Couple has children from different racial backgrounds following alleged IVF mix-up
8 May 2012 - by George Frodsham
An alleged 'mix-up' at a UK fertility clinic has resulted in a gay couple having two children with different racial backgrounds, reports the Sunday Times... [Read More]
Parkin gene researchers grow Parkinson's brain cells in lab
13 February 2012 - by George Frodsham
Human brain cells with Parkinson's disease have been successfully grown in a Petri dish, allowing researchers to study them in unprecedented detail. Researchers used a technique in which skin cells are transformed into induced pluripotent stem cells, which can then be made to change into any cell type – in this case, neurons... [Read More]
Brain cells from embryos: two successful mouse implant studies
5 December 2011 - by George Frodsham
Two separate studies have successfully transplanted neurons into the brains of mice. The transplanted neurons are able to send and receive electrical impulses, and can be used to compensate for faulty brain cells, restoring normal function. Both studies sourced the transplanted neurons from embryos – mouse embryos in one case, human embryonic stem cells were used in the other... [Read More]
Gene knock-out creates diabetes-free, mighty mice
14 November 2011 - by George Frodsham
Mice that don't produce a certain protein in their fat cells do not develop type 2 diabetes despite an increase in weight, scientists report. In a separate study, the same research group also managed to double the physical performance of mice by removing the same protein from their muscle cells... [Read More]
World's oldest woman's DNA sequence revealed
24 October 2011 - by George Frodsham

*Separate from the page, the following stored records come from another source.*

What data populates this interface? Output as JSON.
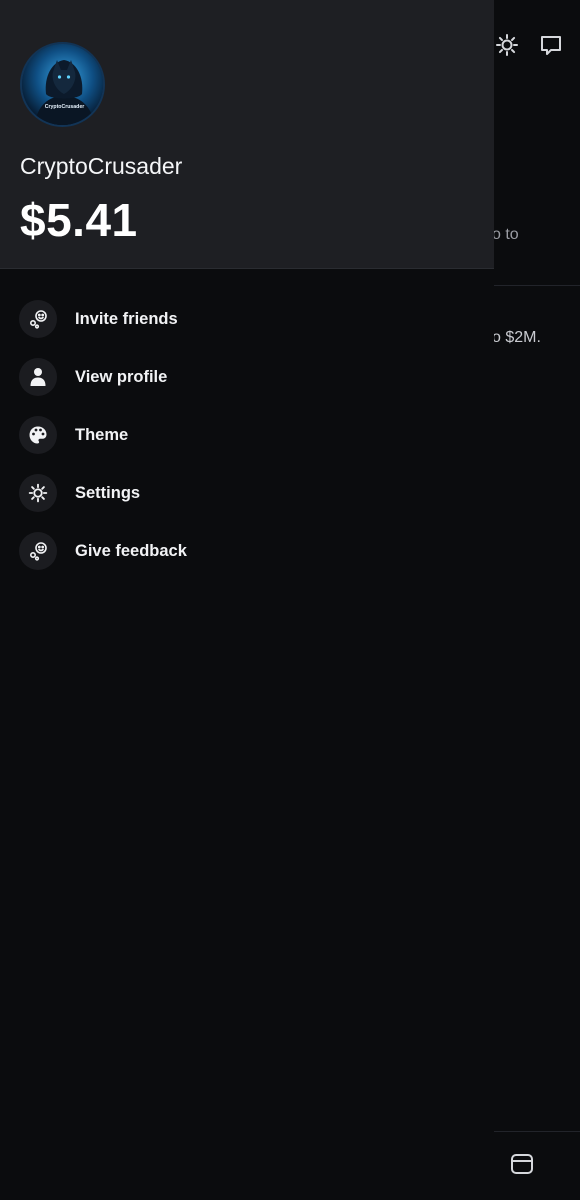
{
  "background": {
    "text_line_1": "o to",
    "text_line_2": "o $2M."
  },
  "icons": {
    "top_right": [
      "settings-icon",
      "chat-icon"
    ],
    "bottom": "tab-icon"
  },
  "drawer": {
    "avatar_caption": "CryptoCrusader",
    "username": "CryptoCrusader",
    "balance": "$5.41",
    "menu": [
      {
        "label": "Invite friends",
        "icon": "invite-friends-icon"
      },
      {
        "label": "View profile",
        "icon": "person-icon"
      },
      {
        "label": "Theme",
        "icon": "palette-icon"
      },
      {
        "label": "Settings",
        "icon": "gear-icon"
      },
      {
        "label": "Give feedback",
        "icon": "feedback-icon"
      }
    ]
  },
  "colors": {
    "drawer_header_bg": "#1e1f23",
    "drawer_bg": "#0b0c0e",
    "icon_circle_bg": "#1b1c20",
    "text_primary": "#f2f3f5"
  }
}
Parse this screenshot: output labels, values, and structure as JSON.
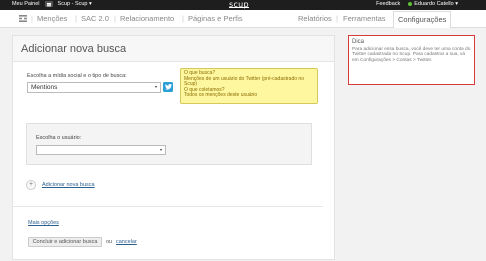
{
  "topbar": {
    "panel": "Meu Painel",
    "account": "Scup - Scup ▾",
    "logo": "scup",
    "feedback": "Feedback",
    "user": "Eduardo Catello ▾"
  },
  "nav": {
    "items": [
      "Menções",
      "SAC 2.0",
      "Relacionamento",
      "Páginas e Perfis",
      "Relatórios",
      "Ferramentas"
    ],
    "active": "Configurações"
  },
  "form": {
    "title": "Adicionar nova busca",
    "type_label": "Escolha a mídia social e o tipo de busca:",
    "type_value": "Mentions",
    "tip": {
      "q1": "O que busca?",
      "a1": "Menções de um usuário do Twitter (pré-cadastrado no Scup)",
      "q2": "O que coletamos?",
      "a2": "Todos os menções deste usuário"
    },
    "user_label": "Escolha o usuário:",
    "user_value": "",
    "add_label": "Adicionar nova busca",
    "more_options": "Mais opções",
    "submit": "Concluir e adicionar busca",
    "or": "ou",
    "cancel": "cancelar"
  },
  "hint": {
    "title": "Dica",
    "text": "Para adicionar essa busca, você deve ter uma conta do Twitter cadastrada no Scup. Para cadastrar a sua, vá em Configurações > Contas > Twitter."
  }
}
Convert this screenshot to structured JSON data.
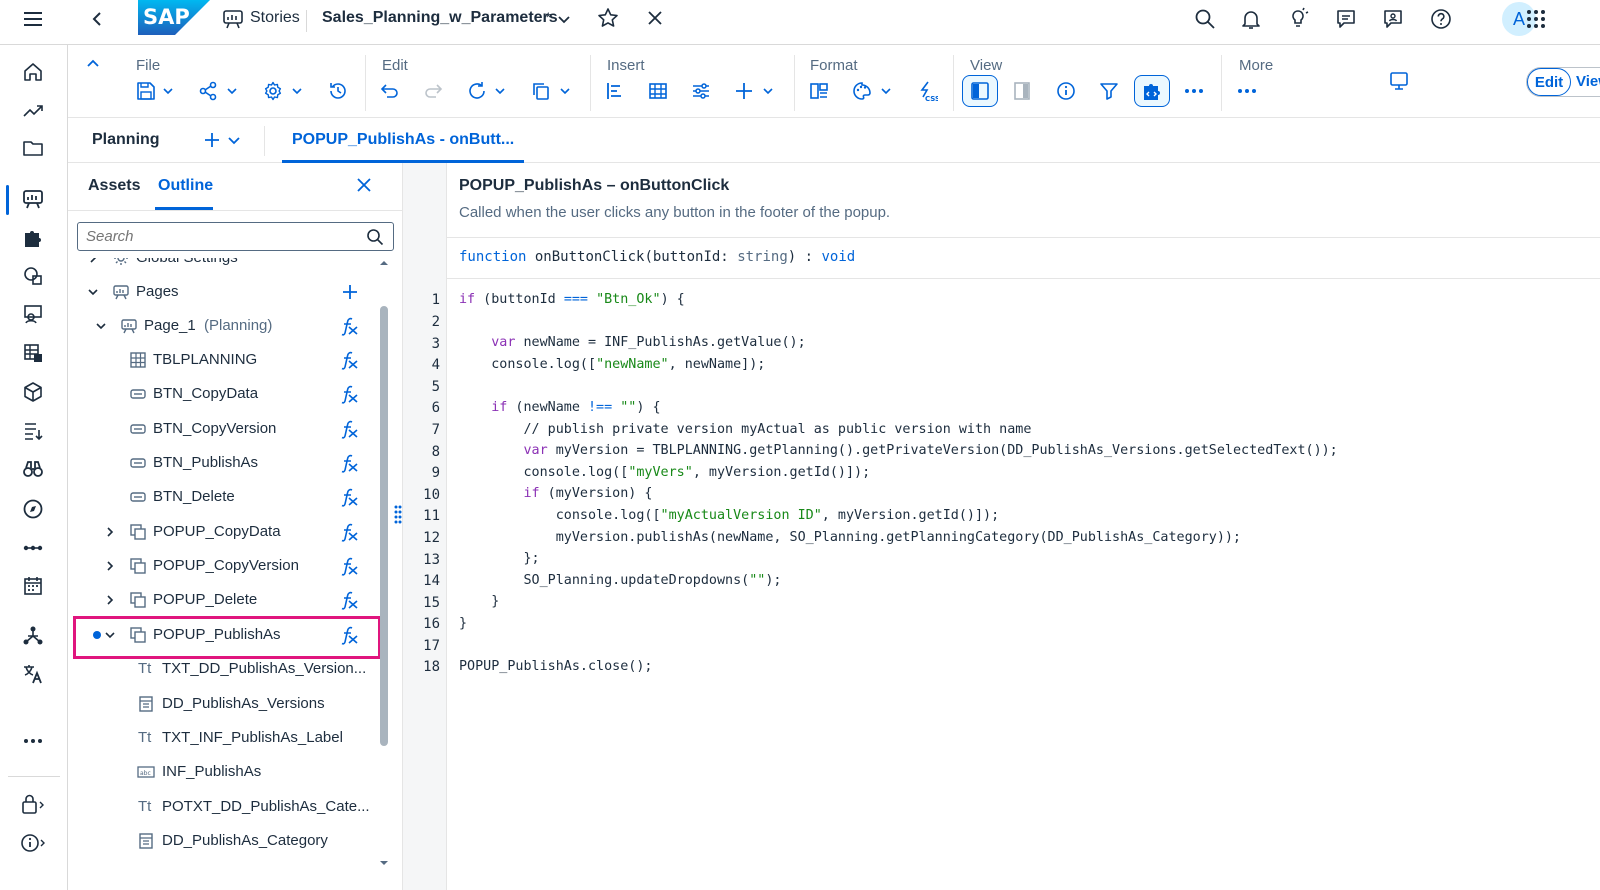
{
  "shell": {
    "stories_label": "Stories",
    "story_title": "Sales_Planning_w_Parameters",
    "modified_marker": "*",
    "avatar_initial": "A"
  },
  "toolbar": {
    "groups": {
      "file": "File",
      "edit": "Edit",
      "insert": "Insert",
      "format": "Format",
      "view": "View",
      "more": "More"
    },
    "edit_label": "Edit",
    "view_label": "View"
  },
  "tabs": {
    "planning_label": "Planning",
    "script_tab_label": "POPUP_PublishAs - onButt..."
  },
  "outline_panel": {
    "tab_assets": "Assets",
    "tab_outline": "Outline",
    "search_placeholder": "Search",
    "tree": [
      {
        "label": "Global Settings",
        "icon": "settings-icon"
      },
      {
        "label": "Pages",
        "icon": "page-icon"
      },
      {
        "label": "Page_1",
        "sublabel": "(Planning)",
        "icon": "page-icon"
      },
      {
        "label": "TBLPLANNING",
        "icon": "table-icon"
      },
      {
        "label": "BTN_CopyData",
        "icon": "button-icon"
      },
      {
        "label": "BTN_CopyVersion",
        "icon": "button-icon"
      },
      {
        "label": "BTN_PublishAs",
        "icon": "button-icon"
      },
      {
        "label": "BTN_Delete",
        "icon": "button-icon"
      },
      {
        "label": "POPUP_CopyData",
        "icon": "popup-icon"
      },
      {
        "label": "POPUP_CopyVersion",
        "icon": "popup-icon"
      },
      {
        "label": "POPUP_Delete",
        "icon": "popup-icon"
      },
      {
        "label": "POPUP_PublishAs",
        "icon": "popup-icon"
      },
      {
        "label": "TXT_DD_PublishAs_Version...",
        "icon": "text-icon"
      },
      {
        "label": "DD_PublishAs_Versions",
        "icon": "dropdown-icon"
      },
      {
        "label": "TXT_INF_PublishAs_Label",
        "icon": "text-icon"
      },
      {
        "label": "INF_PublishAs",
        "icon": "input-field-icon"
      },
      {
        "label": "POTXT_DD_PublishAs_Cate...",
        "icon": "text-icon"
      },
      {
        "label": "DD_PublishAs_Category",
        "icon": "dropdown-icon"
      }
    ],
    "text_icon_glyph": "Tt"
  },
  "editor": {
    "title": "POPUP_PublishAs – onButtonClick",
    "description": "Called when the user clicks any button in the footer of the popup.",
    "signature": {
      "kw_function": "function",
      "name": "onButtonClick(buttonId:",
      "param_type": "string",
      "close": ") :",
      "return_type": "void"
    },
    "line_numbers": [
      "1",
      "2",
      "3",
      "4",
      "5",
      "6",
      "7",
      "8",
      "9",
      "10",
      "11",
      "12",
      "13",
      "14",
      "15",
      "16",
      "17",
      "18"
    ],
    "lines": {
      "l1": {
        "a": "if",
        "b": " (buttonId ",
        "c": "===",
        "d": " ",
        "e": "\"Btn_Ok\"",
        "f": ") {"
      },
      "l3": {
        "a": "    var",
        "b": " newName = INF_PublishAs.getValue();"
      },
      "l4": {
        "a": "    console.log([",
        "b": "\"newName\"",
        "c": ", newName]);"
      },
      "l6": {
        "a": "    if",
        "b": " (newName ",
        "c": "!==",
        "d": " ",
        "e": "\"\"",
        "f": ") {"
      },
      "l7": {
        "a": "        // publish private version myActual as public version with name"
      },
      "l8": {
        "a": "        var",
        "b": " myVersion = TBLPLANNING.getPlanning().getPrivateVersion(DD_PublishAs_Versions.getSelectedText());"
      },
      "l9": {
        "a": "        console.log([",
        "b": "\"myVers\"",
        "c": ", myVersion.getId()]);"
      },
      "l10": {
        "a": "        if",
        "b": " (myVersion) {"
      },
      "l11": {
        "a": "            console.log([",
        "b": "\"myActualVersion ID\"",
        "c": ", myVersion.getId()]);"
      },
      "l12": {
        "a": "            myVersion.publishAs(newName, SO_Planning.getPlanningCategory(DD_PublishAs_Category));"
      },
      "l13": {
        "a": "        };"
      },
      "l14": {
        "a": "        SO_Planning.updateDropdowns(",
        "b": "\"\"",
        "c": ");"
      },
      "l15": {
        "a": "    }"
      },
      "l16": {
        "a": "}"
      },
      "l18": {
        "a": "POPUP_PublishAs.close();"
      }
    }
  },
  "colors": {
    "accent": "#0064d9",
    "highlight_border": "#e0157e",
    "sap_logo_blue": "#0a6ed1"
  }
}
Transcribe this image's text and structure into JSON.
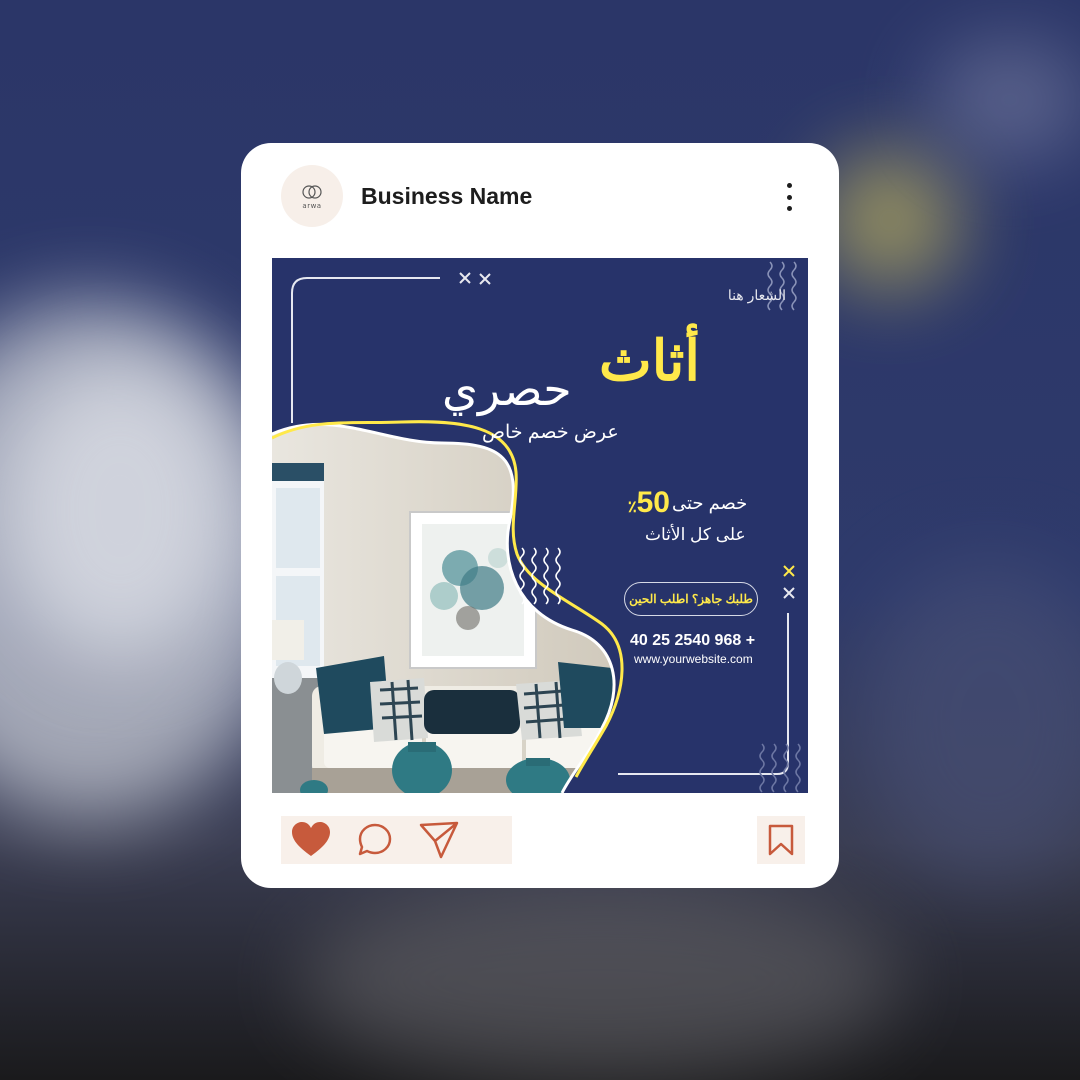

Researchers have fully sequenced the genome of a woman who lived to be 115 years old. She is the longest-surviving person to have their DNA sequenced and the data may help to unlock the secrets of longer life. Initial investigations suggest that the woman may have had genes which provided protection from diseases such as dementia... [Read More]